Two nights ago I had an idea. It was just before I fell asleep so naturally I had forgotten all about it the next morning. Last night however, just as I was about to turn off the reading light, the idea was there once again. This time I wrote it down. It went like this:
- Pick three Wikipedia entries at random
- (If you are really interested in something specific: take that; but you still need to randomly select two more.)
- Read the three articles
That was on the top half of my notepad this morning. On the bottom half I had scribbled some further instructions and explanations to myself:
- The post should link the three topics at the top. Like so: topic 1 – topic 2 – topic 3
- The essays shall not describe or summarize the contents of the Wikipedia articles; rather:
- they should be based on associations from reading the entries together;
- they should show the connections;
- they should model the topology of the field spanned by the three subjects
As you can see I underline a lot when writing notes to myself. It doesn’t help. Oh, and at the bottom of the page I had scribbled: Is this possible? Which shows, I think, that I have learned to take my late night self with a pinch of salt.
In any case, I have just tried it out. To answer my own question: I am not sure if it is generally possible to be honest.
I used Wikipedia’s Random Article page and this is what I was dealt:
After I lamented my stochastic outcome of inspiration in a chat, a friend pointed out that they do have a relation to previous British colonies in common. New Zealand, The United States, and Pakistan. But what then? A sponge, a soccer player, and an Education specialist. Perhaps I am not up to it?
On the other hand. What if I was to adjust my method somewhat. You see, I think my late-night self was onto something: using three points as initial conditions and then mull over it for a while… Use it as a seed. Yes, I think it is interesting for several reasons. To bring together surprising subjects. To challenge myself, for sure, but also to create something new. Probably not very many web pages link to those three articles just as I did above next to each other. Uniqueness.
But then. It does have to make sense as well.
What can be done differently then? Well perhaps I should not allow stubs. Stubs don’t provide very much information, and therefore not too many opportunities to bring the subjects together. All three articles above are stubs, perhaps I should just keep the pulling the one-arm bandit of Wikipedia random until three proper articles align?
Or i could branch out from the stubs. Follow any links I might find interesting down to say a max depth of… 3? … and then start writing. That might prove more in line with the initial conditions idea. Spend some more time researching before I am allowed to complain.

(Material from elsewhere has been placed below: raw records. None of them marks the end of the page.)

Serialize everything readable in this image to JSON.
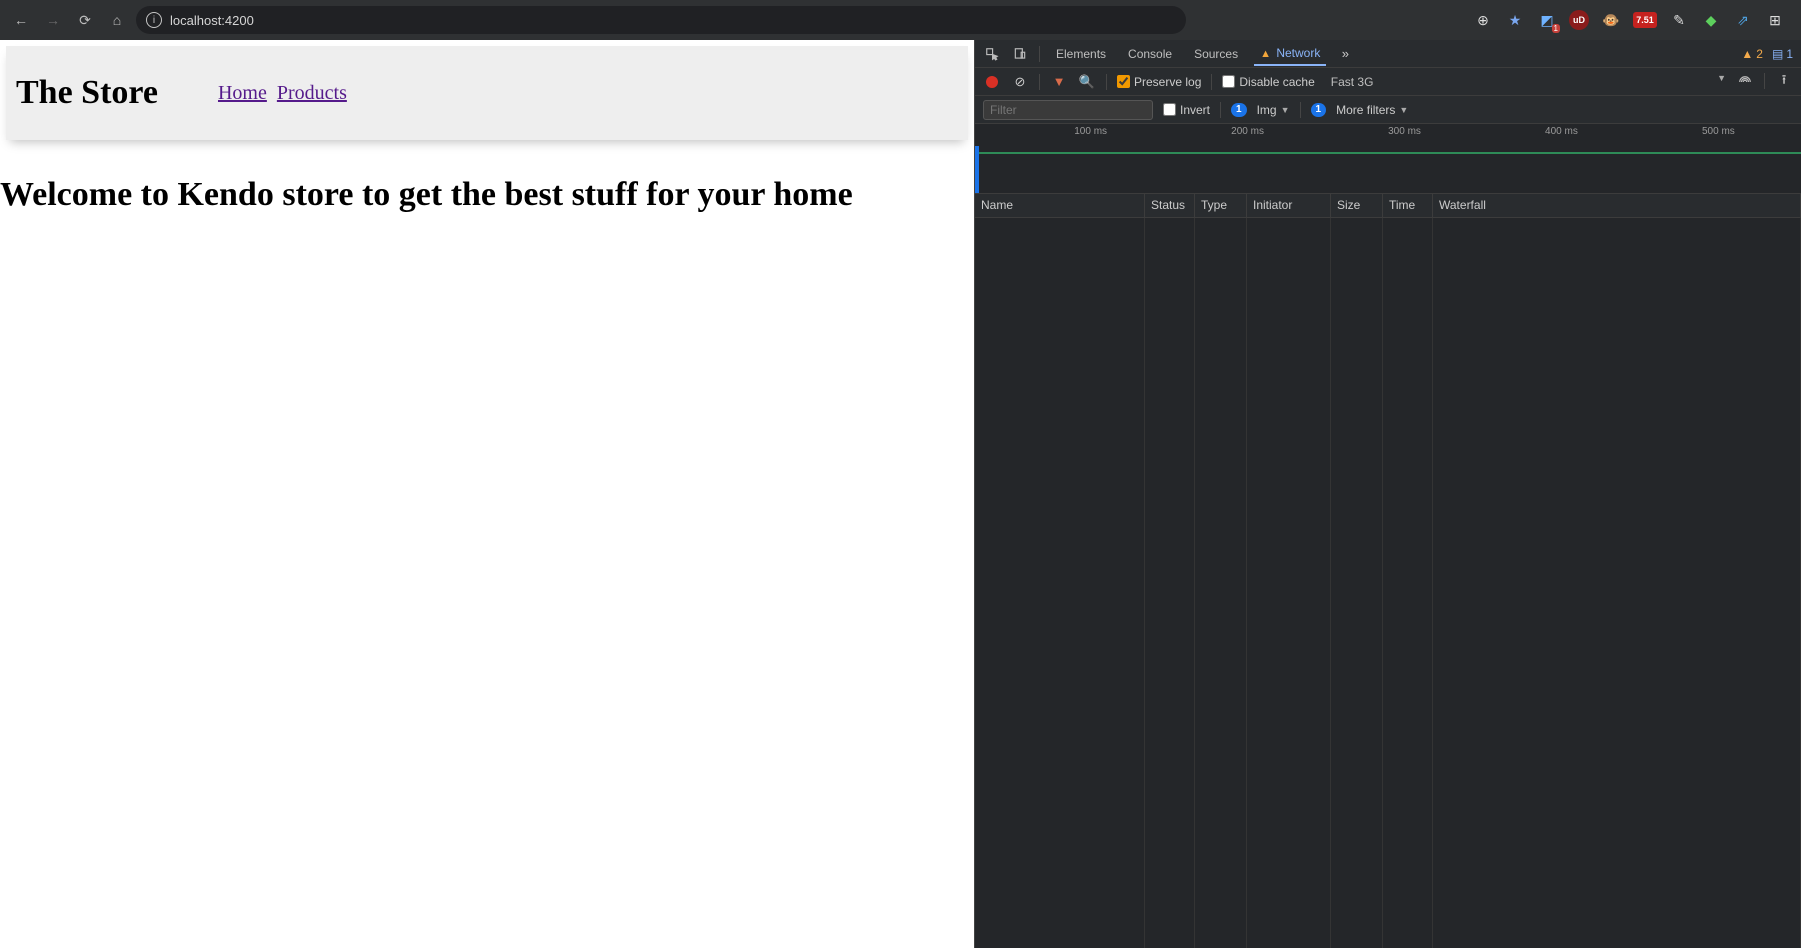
{
  "browser": {
    "url": "localhost:4200",
    "extensions_badge": "7.51"
  },
  "page": {
    "title": "The Store",
    "nav": {
      "home": "Home",
      "products": "Products"
    },
    "heading": "Welcome to Kendo store to get the best stuff for your home"
  },
  "devtools": {
    "tabs": {
      "elements": "Elements",
      "console": "Console",
      "sources": "Sources",
      "network": "Network"
    },
    "toolbar": {
      "preserve_log": "Preserve log",
      "disable_cache": "Disable cache",
      "throttle": "Fast 3G"
    },
    "filterbar": {
      "placeholder": "Filter",
      "invert": "Invert",
      "img": "Img",
      "more_filters": "More filters",
      "badge1": "1",
      "badge2": "1"
    },
    "timeline": {
      "t1": "100 ms",
      "t2": "200 ms",
      "t3": "300 ms",
      "t4": "400 ms",
      "t5": "500 ms"
    },
    "columns": {
      "name": "Name",
      "status": "Status",
      "type": "Type",
      "initiator": "Initiator",
      "size": "Size",
      "time": "Time",
      "waterfall": "Waterfall"
    },
    "counts": {
      "warnings": "2",
      "messages": "1"
    }
  }
}
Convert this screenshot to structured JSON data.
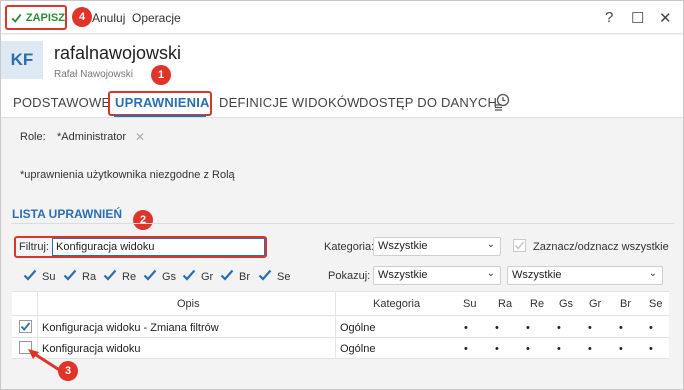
{
  "toolbar": {
    "save_label": "ZAPISZ",
    "cancel_label": "Anuluj",
    "operations_label": "Operacje",
    "help": "?",
    "maximize": "☐",
    "close": "✕"
  },
  "badges": [
    "4",
    "1",
    "2",
    "3"
  ],
  "header": {
    "avatar": "KF",
    "login": "rafalnawojowski",
    "full_name": "Rafał Nawojowski"
  },
  "tabs": [
    {
      "label": "PODSTAWOWE"
    },
    {
      "label": "UPRAWNIENIA"
    },
    {
      "label": "DEFINICJE WIDOKÓW"
    },
    {
      "label": "DOSTĘP DO DANYCH"
    }
  ],
  "role": {
    "label": "Role:",
    "value": "*Administrator",
    "remove": "✕"
  },
  "notice": "*uprawnienia użytkownika niezgodne z Rolą",
  "section_title": "LISTA UPRAWNIEŃ",
  "filter": {
    "label": "Filtruj:",
    "value": "Konfiguracja widoku"
  },
  "category": {
    "label": "Kategoria:",
    "value": "Wszystkie"
  },
  "toggle_all_label": "Zaznacz/odznacz wszystkie",
  "show": {
    "label": "Pokazuj:",
    "value1": "Wszystkie",
    "value2": "Wszystkie"
  },
  "flags": [
    {
      "label": "Su",
      "checked": true
    },
    {
      "label": "Ra",
      "checked": true
    },
    {
      "label": "Re",
      "checked": true
    },
    {
      "label": "Gs",
      "checked": true
    },
    {
      "label": "Gr",
      "checked": true
    },
    {
      "label": "Br",
      "checked": true
    },
    {
      "label": "Se",
      "checked": true
    }
  ],
  "table": {
    "headers": [
      "Opis",
      "Kategoria",
      "Su",
      "Ra",
      "Re",
      "Gs",
      "Gr",
      "Br",
      "Se"
    ],
    "rows": [
      {
        "checked": true,
        "opis": "Konfiguracja widoku - Zmiana filtrów",
        "kategoria": "Ogólne",
        "marks": [
          "•",
          "•",
          "•",
          "•",
          "•",
          "•",
          "•"
        ]
      },
      {
        "checked": false,
        "opis": "Konfiguracja widoku",
        "kategoria": "Ogólne",
        "marks": [
          "•",
          "•",
          "•",
          "•",
          "•",
          "•",
          "•"
        ]
      }
    ]
  },
  "colors": {
    "accent": "#2b6fb3",
    "highlight": "#d9362b",
    "save_green": "#2e8b3a"
  }
}
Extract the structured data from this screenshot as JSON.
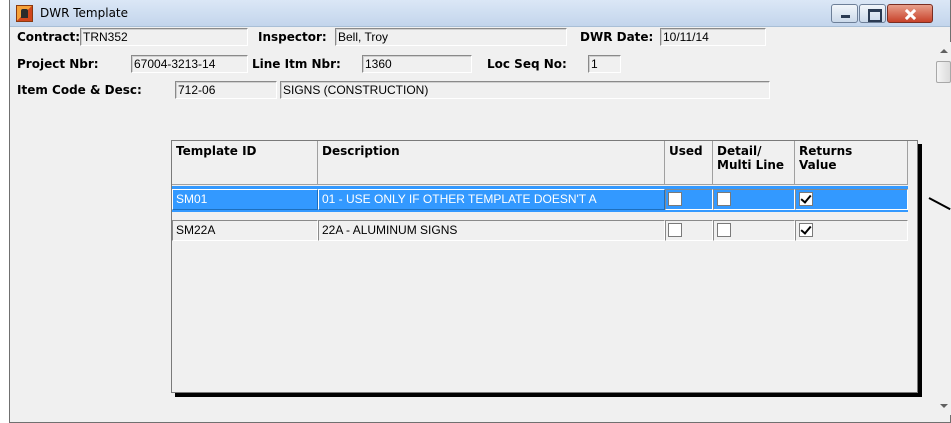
{
  "window": {
    "title": "DWR Template"
  },
  "form": {
    "contract": {
      "label": "Contract:",
      "value": "TRN352"
    },
    "inspector": {
      "label": "Inspector:",
      "value": "Bell, Troy"
    },
    "dwr_date": {
      "label": "DWR Date:",
      "value": "10/11/14"
    },
    "project_nbr": {
      "label": "Project Nbr:",
      "value": "67004-3213-14"
    },
    "line_itm_nbr": {
      "label": "Line Itm Nbr:",
      "value": "1360"
    },
    "loc_seq_no": {
      "label": "Loc Seq No:",
      "value": "1"
    },
    "item_code_desc": {
      "label": "Item Code & Desc:",
      "code": "712-06",
      "desc": "SIGNS (CONSTRUCTION)"
    }
  },
  "grid": {
    "headers": {
      "template_id": "Template ID",
      "description": "Description",
      "used": "Used",
      "detail_multi_1": "Detail/",
      "detail_multi_2": "Multi Line",
      "returns_1": "Returns",
      "returns_2": "Value"
    },
    "rows": [
      {
        "template_id": "SM01",
        "description": "01 - USE ONLY IF OTHER TEMPLATE DOESN'T A",
        "used": false,
        "detail_multi_line": false,
        "returns_value": true,
        "selected": true
      },
      {
        "template_id": "SM22A",
        "description": "22A - ALUMINUM SIGNS",
        "used": false,
        "detail_multi_line": false,
        "returns_value": true,
        "selected": false
      }
    ]
  },
  "icons": {
    "app": "app-icon",
    "minimize": "minimize-icon",
    "maximize": "maximize-icon",
    "close": "close-icon"
  },
  "colors": {
    "selection": "#3399ff",
    "window_bg": "#f0f0f0"
  }
}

Another idea is to choose just one of the articles and focus on that. Or to take, more and keep going until the body of all those random pages creates a theme.
I don’t know. Now it feels unfair to the three I linked to above not to write anything. Though I guess I did write this.